Scientists call on public to count fairy-wrens

A new and exciting citizen science project has launched this week. It’s subject? One of Australia’s favourite birds, the superb fairy-wren.
By Australian Geographic September 9, 2021 Reading Time: 2 Minutes Print this page

The citizen science project Superb City Wrens launched this week and asks Australia’s city-dwellers to submit their sightings of fairy-wrens

The call out comes after BirdLife published figures that demonstrated a significant drop off in reporting rates for superb fairy-wrens in cities such as Melbourne, Perth, Hobart and Sydney over the past seven years of the annual Backyard Bird Count.

According to project leader and urban ecologist, Kylie Soanes, Superb City Wrens came about after the City of Melbourne wanted to understand what kind of habitat within the urban landscape superb fairy-wrens were most attracted to. 

“It’s a bit of an experiment to see if we can get more fairy-wrens in more places by doing some habitat restoration works in urban parks,” Kylie says.“The council will plant some lovely new fairy-wren habitat and movement corridors, and we’ll compare the movement and distribution of fairy-wrens before and after to see how well it worked.”

Related: A guide to Australia’s fairy-wrens

Superb City Wrens is a joint project between the City of Melbourne, RMIT, The University of Melbourne and Birdlife Australia.
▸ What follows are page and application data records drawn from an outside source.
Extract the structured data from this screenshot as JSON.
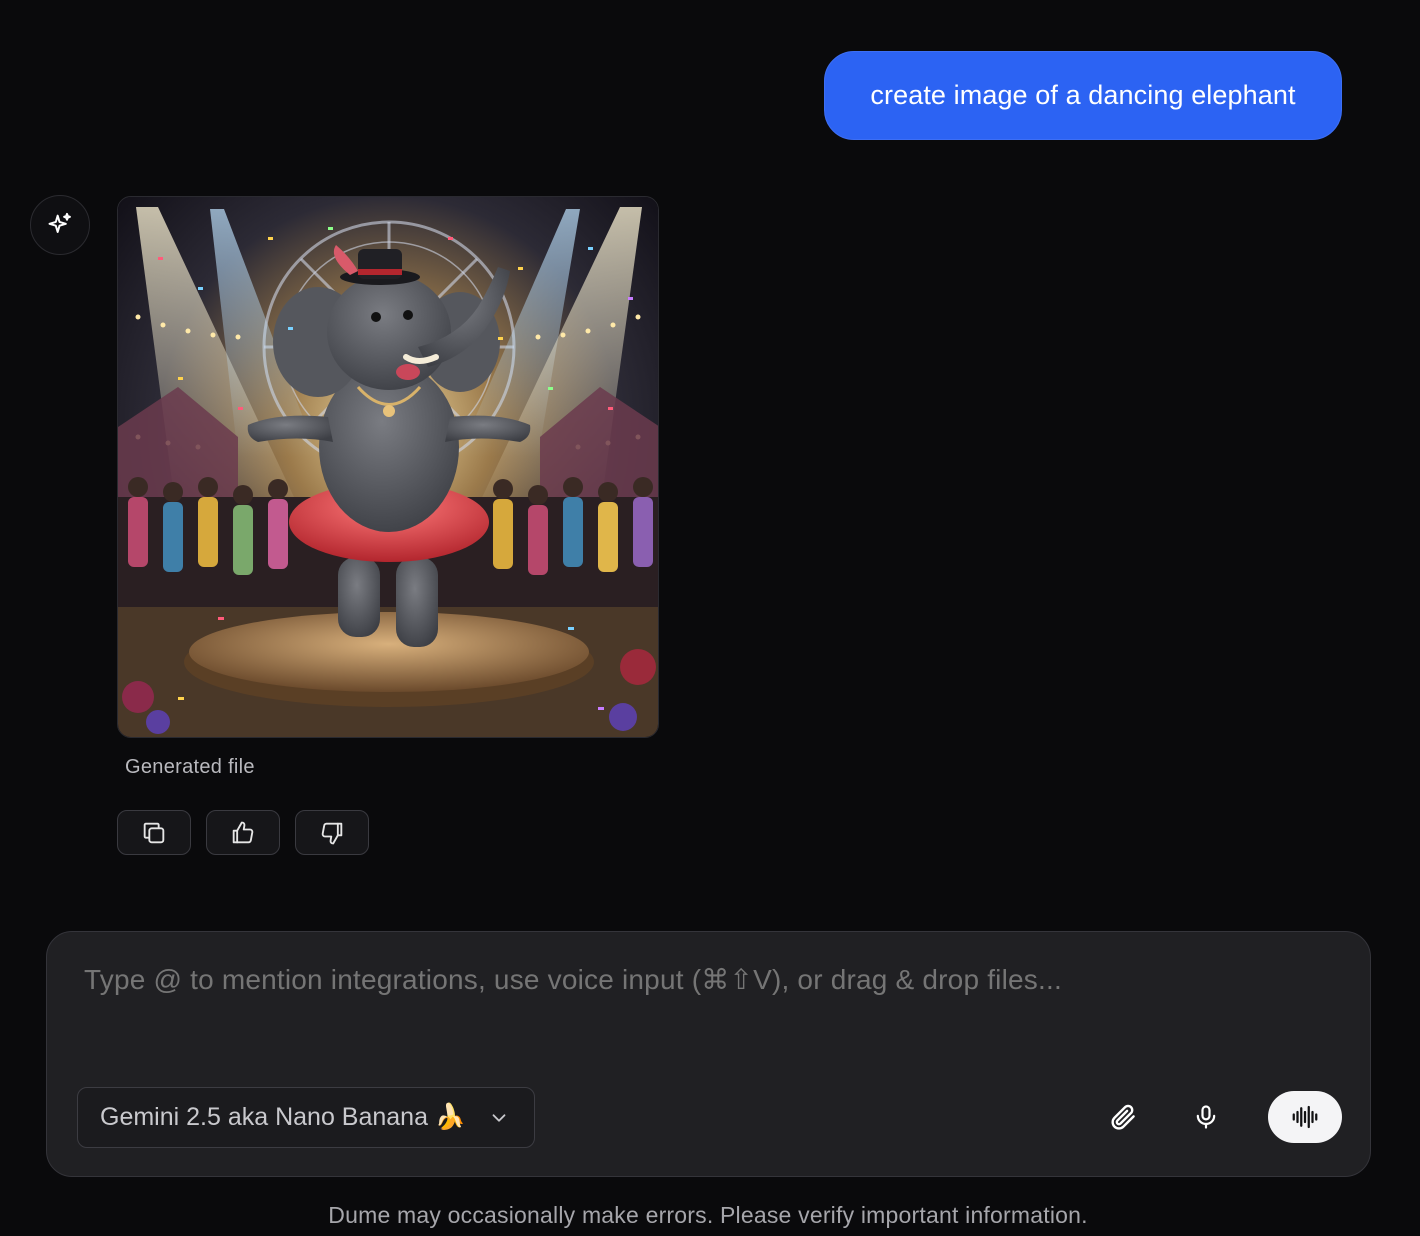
{
  "user_message": {
    "text": "create image of a dancing elephant"
  },
  "assistant": {
    "avatar_icon": "sparkles-icon",
    "image": {
      "subject": "dancing elephant",
      "caption": "Generated file"
    },
    "actions": [
      {
        "icon": "copy-icon"
      },
      {
        "icon": "thumbs-up-icon"
      },
      {
        "icon": "thumbs-down-icon"
      }
    ]
  },
  "composer": {
    "placeholder": "Type @ to mention integrations, use voice input (⌘⇧V), or drag & drop files...",
    "model_label": "Gemini 2.5 aka Nano Banana 🍌",
    "buttons": {
      "attach_icon": "paperclip-icon",
      "mic_icon": "microphone-icon",
      "voice_icon": "waveform-icon"
    }
  },
  "disclaimer": "Dume may occasionally make errors. Please verify important information.",
  "colors": {
    "accent": "#2c63f3",
    "background": "#0a0a0c",
    "composer": "#202023"
  }
}
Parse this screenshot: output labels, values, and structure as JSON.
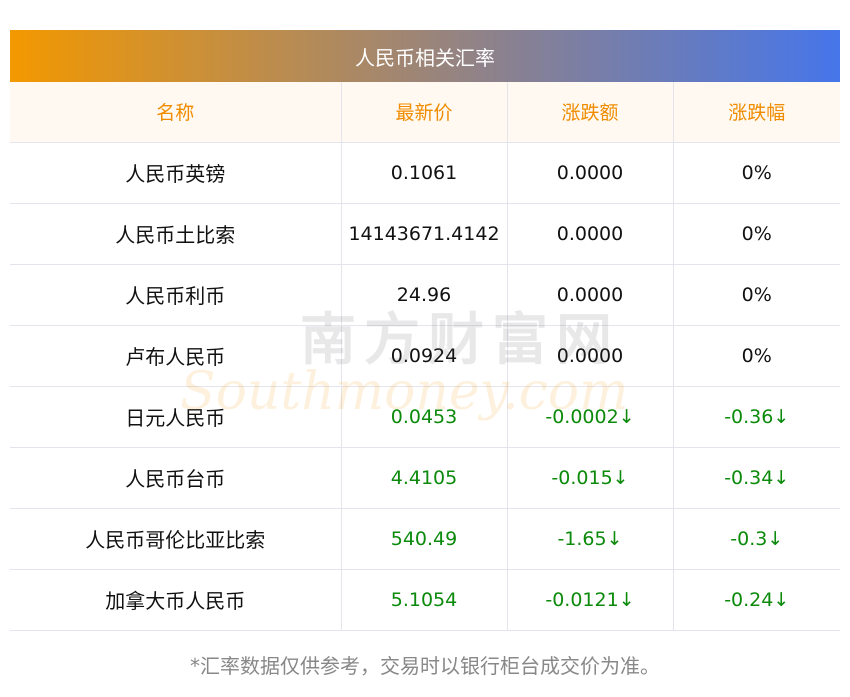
{
  "title": "人民币相关汇率",
  "columns": [
    "名称",
    "最新价",
    "涨跌额",
    "涨跌幅"
  ],
  "rows": [
    {
      "name": "人民币英镑",
      "price": "0.1061",
      "change": "0.0000",
      "pct": "0%",
      "down": false
    },
    {
      "name": "人民币土比索",
      "price": "14143671.4142",
      "change": "0.0000",
      "pct": "0%",
      "down": false
    },
    {
      "name": "人民币利币",
      "price": "24.96",
      "change": "0.0000",
      "pct": "0%",
      "down": false
    },
    {
      "name": "卢布人民币",
      "price": "0.0924",
      "change": "0.0000",
      "pct": "0%",
      "down": false
    },
    {
      "name": "日元人民币",
      "price": "0.0453",
      "change": "-0.0002↓",
      "pct": "-0.36↓",
      "down": true
    },
    {
      "name": "人民币台币",
      "price": "4.4105",
      "change": "-0.015↓",
      "pct": "-0.34↓",
      "down": true
    },
    {
      "name": "人民币哥伦比亚比索",
      "price": "540.49",
      "change": "-1.65↓",
      "pct": "-0.3↓",
      "down": true
    },
    {
      "name": "加拿大币人民币",
      "price": "5.1054",
      "change": "-0.0121↓",
      "pct": "-0.24↓",
      "down": true
    }
  ],
  "footer": "*汇率数据仅供参考，交易时以银行柜台成交价为准。",
  "watermark": {
    "cn": "南方财富网",
    "en": "Southmoney.com"
  },
  "colors": {
    "header_text": "#f08c00",
    "down": "#0c8a0c"
  }
}
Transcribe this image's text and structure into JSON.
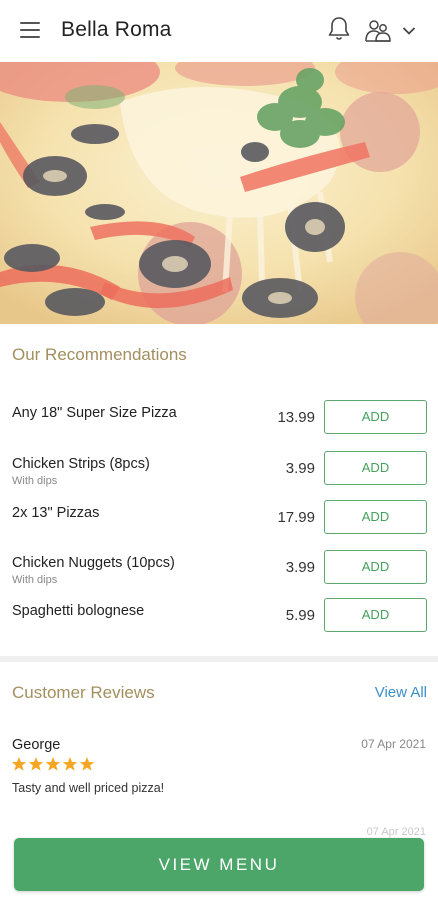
{
  "header": {
    "title": "Bella Roma",
    "icons": [
      "menu-icon",
      "bell-icon",
      "account-icon",
      "chevron-down-icon"
    ]
  },
  "hero": {
    "image": "pizza-photo"
  },
  "recommendations": {
    "title": "Our Recommendations",
    "items": [
      {
        "name": "Any 18\" Super Size Pizza",
        "sub": "",
        "price": "13.99",
        "button": "ADD"
      },
      {
        "name": "Chicken Strips (8pcs)",
        "sub": "With dips",
        "price": "3.99",
        "button": "ADD"
      },
      {
        "name": "2x 13\" Pizzas",
        "sub": "",
        "price": "17.99",
        "button": "ADD"
      },
      {
        "name": "Chicken Nuggets (10pcs)",
        "sub": "With dips",
        "price": "3.99",
        "button": "ADD"
      },
      {
        "name": "Spaghetti bolognese",
        "sub": "",
        "price": "5.99",
        "button": "ADD"
      }
    ]
  },
  "reviews": {
    "title": "Customer Reviews",
    "view_all": "View All",
    "items": [
      {
        "name": "George",
        "date": "07 Apr 2021",
        "rating": 5,
        "text": "Tasty and well priced pizza!"
      }
    ],
    "next_date_partial": "07 Apr 2021"
  },
  "cta": {
    "label": "VIEW MENU"
  },
  "colors": {
    "accent": "#4ca66a",
    "section_title": "#a38f5e",
    "link": "#3b8fc9",
    "star": "#f5a623"
  }
}
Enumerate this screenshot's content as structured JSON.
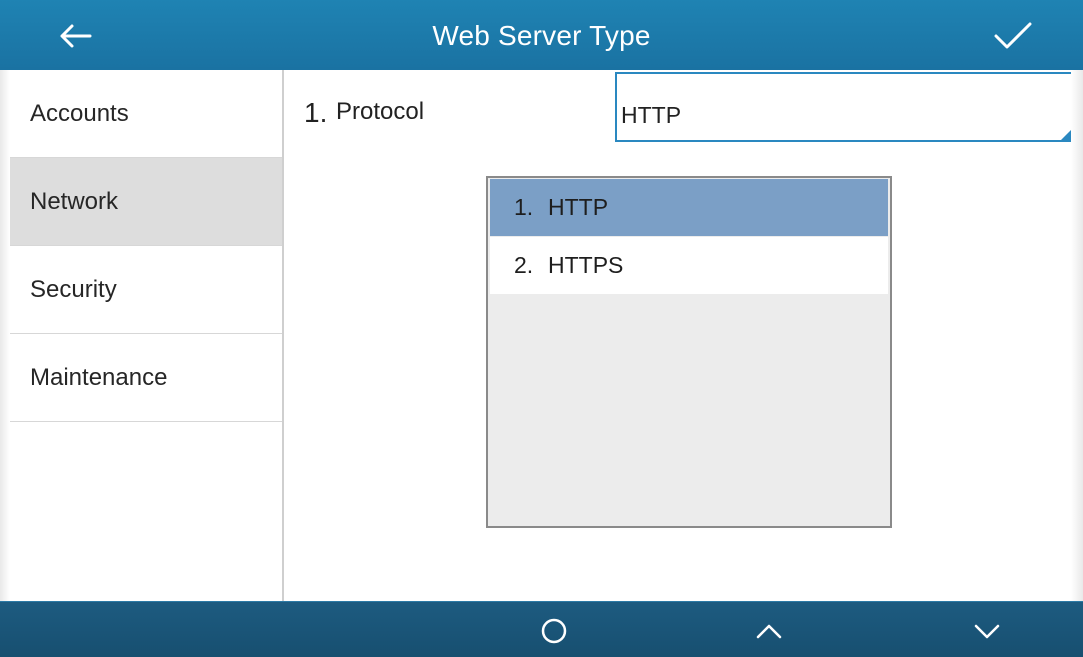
{
  "header": {
    "title": "Web Server Type",
    "back_icon": "arrow-left-icon",
    "confirm_icon": "checkmark-icon"
  },
  "sidebar": {
    "items": [
      {
        "label": "Accounts",
        "active": false
      },
      {
        "label": "Network",
        "active": true
      },
      {
        "label": "Security",
        "active": false
      },
      {
        "label": "Maintenance",
        "active": false
      }
    ]
  },
  "form": {
    "row_index": "1.",
    "row_label": "Protocol",
    "current_value": "HTTP"
  },
  "dropdown": {
    "options": [
      {
        "num": "1.",
        "label": "HTTP",
        "selected": true
      },
      {
        "num": "2.",
        "label": "HTTPS",
        "selected": false
      }
    ]
  },
  "bottombar": {
    "icons": [
      "home-circle-icon",
      "chevron-up-icon",
      "chevron-down-icon"
    ]
  },
  "colors": {
    "header_bg": "#1f83b3",
    "accent": "#2a88c0",
    "selected_option": "#7b9fc6",
    "bottom_bar": "#1d5b80"
  }
}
The decline in reporting rates of the superb fairy-wren during the bird count will be an important line of enquiry. 

“Often when we think a species is ‘common’, we take it for granted and don’t pay that much attention to it,” says Kylie. “Gradually, you start to hear stories like ‘Oh, there used to be fairy-wrens there, but I haven’t seen them for years’, and before you know it, there are hardly any left and you don’t know why. 

“By having lots of eyes on the ground, we’ll have a much better chance of understanding what the problem is. It could be that we’re losing too much of the habitat that supports city wrens, like the dense shrubs that they shelter in. It could be that cats and ‘bully birds’ such as wattle birds and noisy miners are driving them out.

“The more we learn about the places where fairy-wrens are and aren’t, the better we’ll be able to tailor our parks and backyards to support this species into the future.”

Even if you don’t see any fairy-wrens around your city, that’s important to record as well. “It seems counterintuitive, doesn’t it? But the places where people don’t see fairy-wrens are just as important because they can help us understand what fairy-wrens don’t like. 

Related: Sixteen-year-long study reveals secret lives of purple-crowned fairy-wrens

“If all the places that don’t have fairy-wrens share something in common, then that’s a hint at what might be driving the wrens away.

“These sites then become targets for us to fix up, like we’re doing with the City of Melbourne, and we’ll be able to see if the changes we made turned it from ‘shabby’ to ‘superb’ for fairy-wren habitat. That’s a really powerful way to evaluate the success of conservation actions.”

After starting out as a Melbourne-based project focused on the superb fairy-wren, widespread support has meant the team of scientists has opened up the project to submissions from other cities and all species of fairy-wren. 

You can join the Superb City Wren Facebook community group here and submit your sightings here. BirdLife’s annual Backyard Bird Count will take place this October.